For replayability, there are plenty of different modes to get stuck into, and this is where Big Ant have spent some time in the off-season.  Along with the men’s and women’s ASHES Modes, there are any matter of formatted competitions you can play in. Here Australia takes the honours, with fully-licensed state-based franchise but no Big Bash teams which is a shame, but I guess to do with Big Ant’s focus on the BBL in spin-off games.

The main new addition, however, is a ‘situational mode’ which allows you to jump into a game at any given situation and see if you can finish it off. There are a number of scenarios in the box but the real money comes from the ability to download user-created scenarios meaning you have an unlimited number of scenarios to play out (I’m yet to create the Michael Bevan four off the last ball against the West Indies at the SCG event – but mostly because it’d take longer to set up than complete – but it’s all possible).

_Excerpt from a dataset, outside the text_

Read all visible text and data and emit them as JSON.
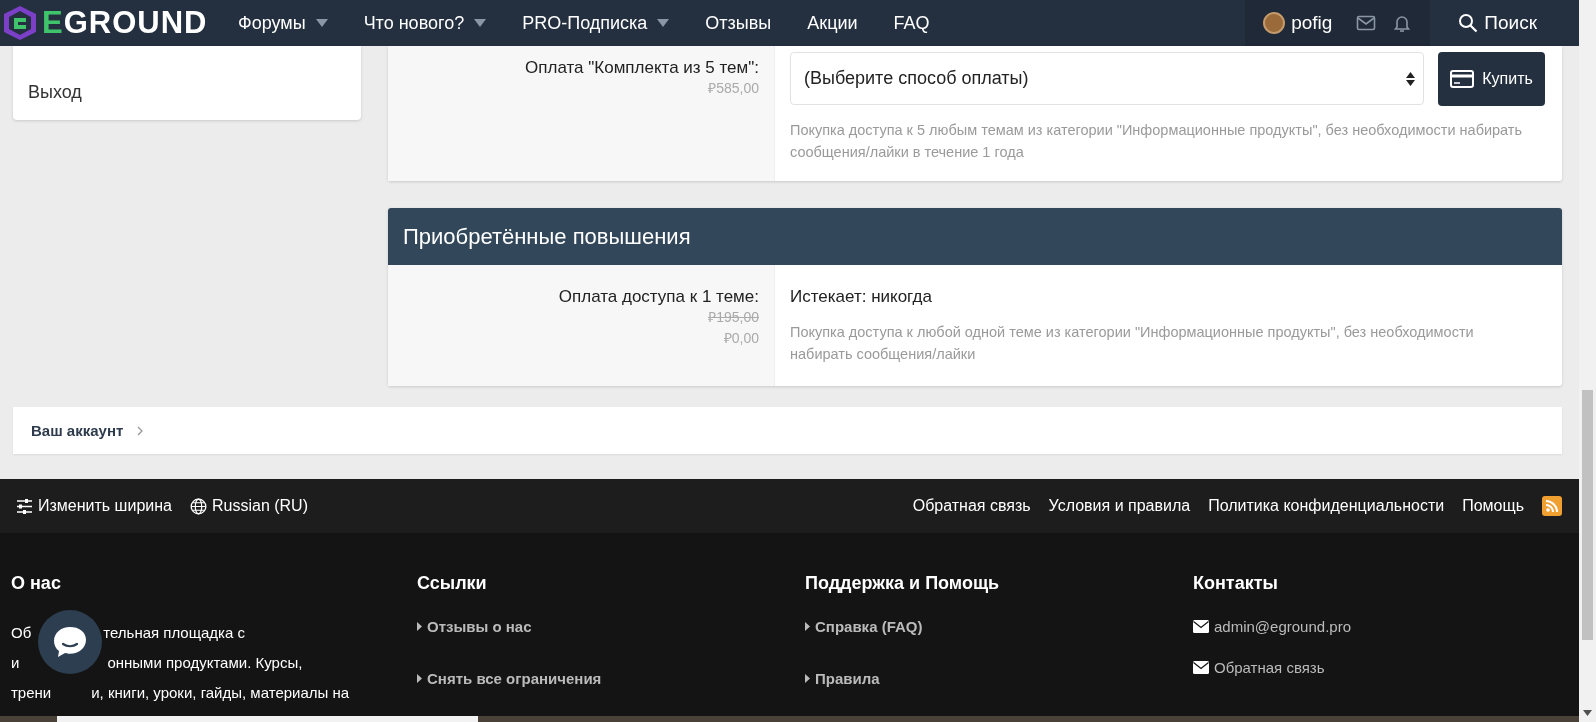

Career mode also has a new perk-based reward system to alter your player’s focus as you go along any one of its maximum 20-year career and with the online games as well, there is no shortage of reasons to keep coming up.

In terms of design, there are the major Australian stadiums, the five English Ashes stadiums, as well as a host of other clearly themed but not licensed stadiums from around the world. (I’d like to give a brief shout out to Big Ant here for including the mighty Coffs Harbour Stadium, which is where I grew up on the New South Wales mid-north coast. I have no idea why it got a call-up, with its capacity of about 2,500, but it did and for that, I will forever hold this game close to my heart.)

Licensed player animations are great, with clear likenesses of Nathan Lyon, Aaron Finch, Stuart Broad, et al but it does drop away – Trent Copeland from NSW was thrilled to see he had switched from a brunette to a blonde and packed on some kilos in the gym. Out of the box all the other test playing nations are unlicensed, but once again the Community sweeps in quickly and you can have the proper names, stats, bats and kits installed and ready to go within minutes.

Overall – Cricket 19 is the best cricket game ever made even if it won’t reach the cult status of a ‘SNES Cricket.’ For sports games on the market right now, if ‘MLB The Show’ is making a century in the Boxing Day test, Cricket 19 is making a century in the Sheffield Shield Final (at Coffs Harbour Stadium). It may not have the budget to deliver to the level of American franchises, but what it does do it does right.

It’s the best looking, most complete cricket game to date and is even more ambitious than it probably needs to be. You can see where they are going with the franchise and the strides made and it’s all good stuff. Casual cricket fans will find it fun and accessible, while those who love their cricket it will keep you coming back for more.


The PlayStation 4 version was used for this review – with the code provided by the publisher.